Rooftop refinement is at its best in Bangkok, writes Chris Pritchard.
Blame it on Hollywood.
Bangkok's latest after-dark fad is outdoor bars on hotel rooftops. It's a vogue sparked by inclusion of one such bar in the 2011 hit movie The Hangover: Part II, set in Thailand's frenetic capital. The storyline has key characters enjoying their legal high at Skybar, on the 63rd floor of Lebua at State Tower, one of Bangkok's leading hotels.
The hotel calls this super-hot watering-hole the world's highest alfresco bar and restaurant (the Sirocco, showcasing pan-Mediterranean fare with live jazz drifting across the bar).
On one of the hotel's opulent Tower Club levels there's even a Hangover Suite decorated with stills from the film and so-named because cast members used it.
Critics panned this youth-oriented comedy - but the film was a winner where it mattered: at the box-office. Moviegoers loved its goofiness.
The Hangover: Part II did particularly well in Southeast Asia - nowhere more so than in Thailand. And, as a spin-off, the Lebua was landed with a hot property.
Skybar already attracted a stylish following but its appeal skyrocketed because of the film. It achieved as much for the Bangkok hotel as Lost In Translation, starring Bill Murray, did for Tokyo's Park Hyatt.
On most nights, a line forms outside the lifts in advance of Skybar's 6pm opening.
A tip: go early, just before dark, to soak up superb views from one of the city's highest structures towards the famed Chao Phraya River.
Later, city lights twinkle as I look down on tall buildings.
Besides pouring a good selection of beer and wine, the bartenders are superb mixologists.
The crowd, as at other rooftop bars, is mainly young and hip, an easygoing mix of Thais and tourists.
Similarly fashionable is the Roof Champagne and Wine Bar on the 25th floor of the Siam@Siam Hotel, a property where post-industrial decor enhances edginess - think bare concrete walls and exposed wiring in guest rooms' five-star environs.
High stools and comfy couches perch on a balcony overlooking the lights of Bangkok's east and also the Rattanakosin district - including the Rd budget accommodation precinct - where attractions include the Grand Palace and Wat Pho.
Overlooking Lumphini Park's "green lung" and also with splendid vistas of city lights is Hi So in the new 30-storey Sofitel So Bangkok. It adjoins oh-so-chic Park Society restaurant. Service is highly attentive and, once again, the crowd is upwardly mobile Thais and mostly young farangs (foreigners).
Another Sofitel, also just opened, is in the heart of Sukhumvit Rd's tourist strip.

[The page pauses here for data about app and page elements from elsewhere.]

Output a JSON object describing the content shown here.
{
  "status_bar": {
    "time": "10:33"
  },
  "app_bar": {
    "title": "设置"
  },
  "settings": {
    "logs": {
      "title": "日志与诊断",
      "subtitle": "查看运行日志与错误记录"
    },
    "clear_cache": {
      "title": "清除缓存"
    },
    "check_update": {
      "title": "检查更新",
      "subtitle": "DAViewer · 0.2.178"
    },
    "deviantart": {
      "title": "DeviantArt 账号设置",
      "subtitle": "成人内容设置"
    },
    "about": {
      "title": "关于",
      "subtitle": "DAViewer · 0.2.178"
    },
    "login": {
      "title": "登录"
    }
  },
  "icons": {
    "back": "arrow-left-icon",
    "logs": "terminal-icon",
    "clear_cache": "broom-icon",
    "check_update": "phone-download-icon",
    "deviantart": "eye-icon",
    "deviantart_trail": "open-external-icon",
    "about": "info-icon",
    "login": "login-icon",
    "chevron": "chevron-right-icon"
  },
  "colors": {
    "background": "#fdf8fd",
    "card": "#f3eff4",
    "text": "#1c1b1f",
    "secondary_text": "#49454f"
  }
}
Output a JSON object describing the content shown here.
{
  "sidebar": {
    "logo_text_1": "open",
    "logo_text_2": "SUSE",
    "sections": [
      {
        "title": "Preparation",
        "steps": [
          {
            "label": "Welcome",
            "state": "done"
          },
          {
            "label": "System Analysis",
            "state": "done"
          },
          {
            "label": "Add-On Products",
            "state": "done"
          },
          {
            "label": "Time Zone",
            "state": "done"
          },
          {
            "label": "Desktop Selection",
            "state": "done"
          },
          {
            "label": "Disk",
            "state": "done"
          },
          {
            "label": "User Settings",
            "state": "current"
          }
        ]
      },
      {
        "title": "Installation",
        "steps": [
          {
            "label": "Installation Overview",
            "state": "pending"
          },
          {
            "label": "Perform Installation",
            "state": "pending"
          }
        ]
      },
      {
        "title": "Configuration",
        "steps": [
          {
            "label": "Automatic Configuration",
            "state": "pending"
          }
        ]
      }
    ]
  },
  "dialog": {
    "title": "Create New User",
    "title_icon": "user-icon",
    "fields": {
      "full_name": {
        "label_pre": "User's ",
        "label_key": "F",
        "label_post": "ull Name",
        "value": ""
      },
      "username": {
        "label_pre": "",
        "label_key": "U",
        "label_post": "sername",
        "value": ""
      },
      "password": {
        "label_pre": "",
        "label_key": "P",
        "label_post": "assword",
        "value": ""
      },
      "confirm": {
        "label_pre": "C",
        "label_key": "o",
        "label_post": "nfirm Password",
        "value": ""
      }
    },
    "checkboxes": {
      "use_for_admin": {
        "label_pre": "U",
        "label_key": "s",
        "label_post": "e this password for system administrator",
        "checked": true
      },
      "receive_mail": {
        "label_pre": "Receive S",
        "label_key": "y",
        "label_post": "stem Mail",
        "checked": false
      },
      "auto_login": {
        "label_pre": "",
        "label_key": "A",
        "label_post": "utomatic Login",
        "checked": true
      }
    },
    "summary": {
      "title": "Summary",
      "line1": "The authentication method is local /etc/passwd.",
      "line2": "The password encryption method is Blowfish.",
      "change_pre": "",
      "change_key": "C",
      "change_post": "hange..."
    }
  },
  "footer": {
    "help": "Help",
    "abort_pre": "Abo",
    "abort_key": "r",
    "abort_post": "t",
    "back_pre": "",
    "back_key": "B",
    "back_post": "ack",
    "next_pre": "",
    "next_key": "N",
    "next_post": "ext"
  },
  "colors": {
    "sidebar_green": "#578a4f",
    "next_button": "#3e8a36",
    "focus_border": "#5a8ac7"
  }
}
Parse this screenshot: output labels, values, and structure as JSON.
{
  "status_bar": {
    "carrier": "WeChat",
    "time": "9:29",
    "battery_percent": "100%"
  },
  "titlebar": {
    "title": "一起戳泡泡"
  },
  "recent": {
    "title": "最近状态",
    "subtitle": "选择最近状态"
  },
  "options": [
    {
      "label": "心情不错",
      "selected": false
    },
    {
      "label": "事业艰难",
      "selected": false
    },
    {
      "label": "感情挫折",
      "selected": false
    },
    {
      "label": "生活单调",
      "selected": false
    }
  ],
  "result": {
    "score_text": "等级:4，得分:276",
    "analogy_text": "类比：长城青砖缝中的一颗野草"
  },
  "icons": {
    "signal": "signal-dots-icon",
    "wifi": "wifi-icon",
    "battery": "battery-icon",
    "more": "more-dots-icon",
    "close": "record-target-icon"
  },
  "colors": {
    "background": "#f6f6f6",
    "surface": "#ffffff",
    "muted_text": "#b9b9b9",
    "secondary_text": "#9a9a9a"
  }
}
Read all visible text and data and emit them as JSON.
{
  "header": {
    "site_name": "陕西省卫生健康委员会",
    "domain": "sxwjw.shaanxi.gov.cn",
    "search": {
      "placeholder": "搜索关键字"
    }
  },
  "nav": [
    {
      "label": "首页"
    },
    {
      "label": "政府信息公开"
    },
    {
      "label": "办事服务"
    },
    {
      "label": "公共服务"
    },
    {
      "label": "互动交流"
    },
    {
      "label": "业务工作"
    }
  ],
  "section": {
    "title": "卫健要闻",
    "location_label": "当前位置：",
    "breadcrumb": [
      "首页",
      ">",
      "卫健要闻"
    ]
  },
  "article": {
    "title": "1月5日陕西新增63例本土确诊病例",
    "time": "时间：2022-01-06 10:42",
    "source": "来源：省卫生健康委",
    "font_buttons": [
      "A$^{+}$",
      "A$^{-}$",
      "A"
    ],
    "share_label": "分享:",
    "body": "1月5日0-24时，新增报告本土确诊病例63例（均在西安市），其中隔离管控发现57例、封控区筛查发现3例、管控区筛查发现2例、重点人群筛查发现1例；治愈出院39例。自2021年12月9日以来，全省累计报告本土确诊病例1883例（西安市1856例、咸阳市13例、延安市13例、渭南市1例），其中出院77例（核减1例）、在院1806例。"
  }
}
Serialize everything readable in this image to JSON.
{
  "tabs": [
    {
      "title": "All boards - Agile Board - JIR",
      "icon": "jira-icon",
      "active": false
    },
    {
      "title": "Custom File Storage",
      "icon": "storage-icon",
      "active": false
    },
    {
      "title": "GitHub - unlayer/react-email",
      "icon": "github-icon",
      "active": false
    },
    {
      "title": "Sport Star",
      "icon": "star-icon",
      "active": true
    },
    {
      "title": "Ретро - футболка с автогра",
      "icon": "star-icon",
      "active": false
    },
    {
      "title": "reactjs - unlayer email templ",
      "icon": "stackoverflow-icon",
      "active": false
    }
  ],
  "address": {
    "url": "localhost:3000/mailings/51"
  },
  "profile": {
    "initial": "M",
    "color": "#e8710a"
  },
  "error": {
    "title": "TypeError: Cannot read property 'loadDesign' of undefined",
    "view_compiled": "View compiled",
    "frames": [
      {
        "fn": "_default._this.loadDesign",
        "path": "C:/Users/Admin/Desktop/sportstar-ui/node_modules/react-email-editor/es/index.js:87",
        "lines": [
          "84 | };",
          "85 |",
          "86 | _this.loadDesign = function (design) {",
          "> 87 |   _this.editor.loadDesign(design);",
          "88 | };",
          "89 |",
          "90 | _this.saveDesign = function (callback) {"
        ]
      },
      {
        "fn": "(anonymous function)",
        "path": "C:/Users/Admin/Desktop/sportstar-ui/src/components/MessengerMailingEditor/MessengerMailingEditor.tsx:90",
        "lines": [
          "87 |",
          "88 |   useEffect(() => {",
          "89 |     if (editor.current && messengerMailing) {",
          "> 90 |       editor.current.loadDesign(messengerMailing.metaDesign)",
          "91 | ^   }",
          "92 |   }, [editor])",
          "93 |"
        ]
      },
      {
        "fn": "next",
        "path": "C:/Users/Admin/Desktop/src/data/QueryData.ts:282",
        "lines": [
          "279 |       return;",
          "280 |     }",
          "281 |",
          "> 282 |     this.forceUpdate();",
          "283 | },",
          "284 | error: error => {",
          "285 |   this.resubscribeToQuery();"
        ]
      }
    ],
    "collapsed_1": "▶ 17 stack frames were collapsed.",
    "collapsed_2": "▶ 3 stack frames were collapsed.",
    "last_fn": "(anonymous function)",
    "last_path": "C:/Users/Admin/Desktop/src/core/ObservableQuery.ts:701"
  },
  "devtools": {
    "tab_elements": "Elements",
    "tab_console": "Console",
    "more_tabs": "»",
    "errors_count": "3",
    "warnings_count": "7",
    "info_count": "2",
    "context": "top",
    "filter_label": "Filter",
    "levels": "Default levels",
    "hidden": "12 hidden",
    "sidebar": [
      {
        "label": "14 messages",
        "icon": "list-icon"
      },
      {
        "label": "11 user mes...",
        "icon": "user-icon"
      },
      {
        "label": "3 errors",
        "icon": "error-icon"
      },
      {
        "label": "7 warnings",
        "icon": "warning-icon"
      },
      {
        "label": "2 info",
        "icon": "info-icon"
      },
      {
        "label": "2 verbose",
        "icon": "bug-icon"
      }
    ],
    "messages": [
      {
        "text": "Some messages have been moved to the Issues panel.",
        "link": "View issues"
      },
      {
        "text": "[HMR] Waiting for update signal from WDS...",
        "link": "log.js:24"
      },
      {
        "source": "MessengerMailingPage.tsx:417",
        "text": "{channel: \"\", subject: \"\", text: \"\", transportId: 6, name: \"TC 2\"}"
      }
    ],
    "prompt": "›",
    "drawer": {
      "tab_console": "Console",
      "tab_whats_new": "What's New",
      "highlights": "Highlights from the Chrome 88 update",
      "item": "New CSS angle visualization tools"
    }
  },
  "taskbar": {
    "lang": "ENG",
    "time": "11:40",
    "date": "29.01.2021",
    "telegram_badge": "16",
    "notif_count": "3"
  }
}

Called Sofitel Bangkok on Sukhumvit, its food-and-beverage pinnacle is L'Appart - designed to resemble ritzy Parisian penthouse apartments.
It features an open-kitchen French eatery, a library bar where a DJ spins mellow lounge sounds and an immensely popular outdoor terrace area with a strong pre-club following. French wines by the glass are in demand.
Bangkok's rooftop bar vogue continues growing, with some of 20 outlets better than others. It's sound advice to explore: find a high-rise hotel, ride the lift to the top - and perhaps be pleasingly surprised.
Getting there: Thai Airways flies direct from Auckland to Bangkok four days a week.
Further information: See bangkoktourist.com.
On top of Asia - more great bars at altitude
SkyBar, Kuala Lumpur
Traders Hotel, Kuala Lumpur, 50088
The indoor SkyBar seats 268 and offers one of the best views of the Petronas Twin Towers. The venue is also home to the hotel swimming pool
Wooloomooloo, Hong Kong
Wooloomooloo, The Hennessy, Wan Chai, Hong Kong
With stunning views across Happy Valley, Wan Chai and of course, the Victoria Harbour, the indoor-outdoor bar at Wooloomooloo is a great place for a steak and a beer. Afterwards, there's The Hennessy bar on the 31st floor of the same building. Convenience and vertigo - how thoughtful.
OUB Building, No 1 Raffles Place
Altitude is the highest al-fresco bar in the world. A definite must for the travelling bon vivant to tick off. It's got an excellent reputation for food, too. While you're in Singapore, have a tipple at Ku De Ta at Marina Bay Sands
New York Bar, Tokyo
Nishi Shinjuku, Park Hyatt Tokyo 52F, Shinjuku
A bar made famous as the setting for scenes in Lost in Translation, the New York Bar features a sleek design, stylish decor and a very long bar.